“Favors” is all about favors and, as a result of them, sexual favors. Most human activity is “just another excuse to make out.”
Don performs a favor for Arnold and Sylvia, by resolving Mitchell Rosen’s 1-A draft status. He tries, with little tact, to obtain a favor from GM executives at dinner. He later obtains a favor from Ted by getting him into the Air National Guard. It’s not clear whether Don’s motivations were earnest (trying to make amends for past actions) or ignoble (trying to rekindle his affair with Sylvia). The latter happens. Sally, trying to recover the favor her friend Julie left for Mitchell, walks in on them in flagrante delicto.

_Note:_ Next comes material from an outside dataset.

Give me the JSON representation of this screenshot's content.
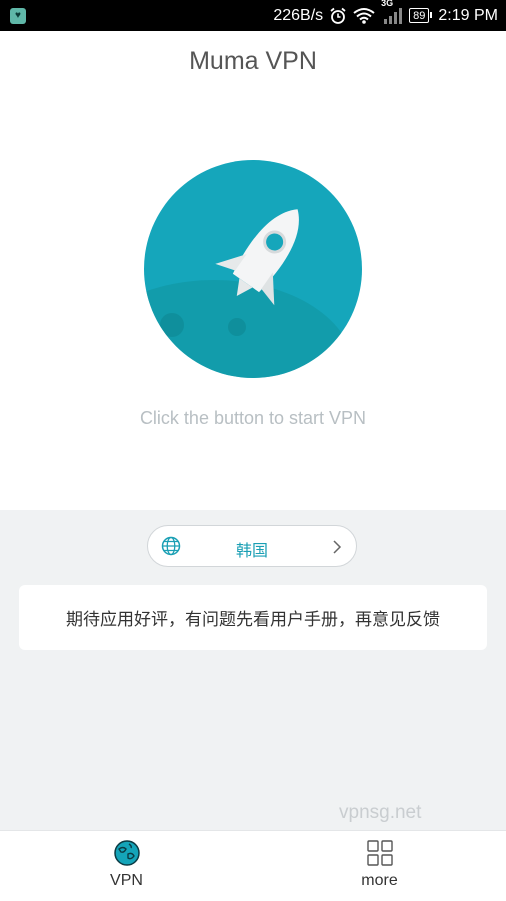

To keep his life together, Don will need a favor from his daughter.
Sally’s relationship with Don has been a running undercurrent. She claimed to know nothing about him. That was not accurate. Sally and Don have a deeper connection. He can’t sell himself to her. Seeing him with Sylvia was certainly surprising and shocking. But she held no romantic illusions of him before. He was her Dad, but by no means a great Dad. It felt as though her half-formed notions of him were enhanced and confirmed, rather than altered. Let the countdown to Woodstock begin.
Hurting Sally is acutely painful for Don. He started his new life to escape the trauma of his childhood. Not only can he not escape it. He has now inflicted similar trauma on her.
Peggy is trapped in her Upper West Side townhouse. Not alone, but with a dying. She wants Stan to come over and do her “a favor” with the potential carrot of more “favors.” Stan, not her boyfriend, rebuffs her. One of the last shots is of her watching TV on the couch with a cigarette and (her first) cat. She shares a bond with Pete, over their past affair and present loneliness. He ends up in a similar state: home, alone and out of cereal.
Pete received a favor from Bob Benson. He’s now horrified at the thought of his mother receiving sexual favors from the maid, Manolo. Bob Benson hears Pete call Manolo a “degenerate.” His subsequent speech and a slight touch of the knees leave Pete with the feeling he may have had amorous intent (without explicitly doing so).
We know Bob Benson is a liar, manipulative and ambitious. Does he confirm here he is gay and (possibly) the organ through which Mad Men will address Stonewall? Did he spot the perfect Machiavellian opportunity to unravel masculinity-obsessed Pete and pounce? Both?
* Enjoyed the gratuitous shot at the Mets.
* Yeah, just as confused as everyone else why Stan has a Moshe Dayan poster above his bed.
* Roger juggling? Roger juggling.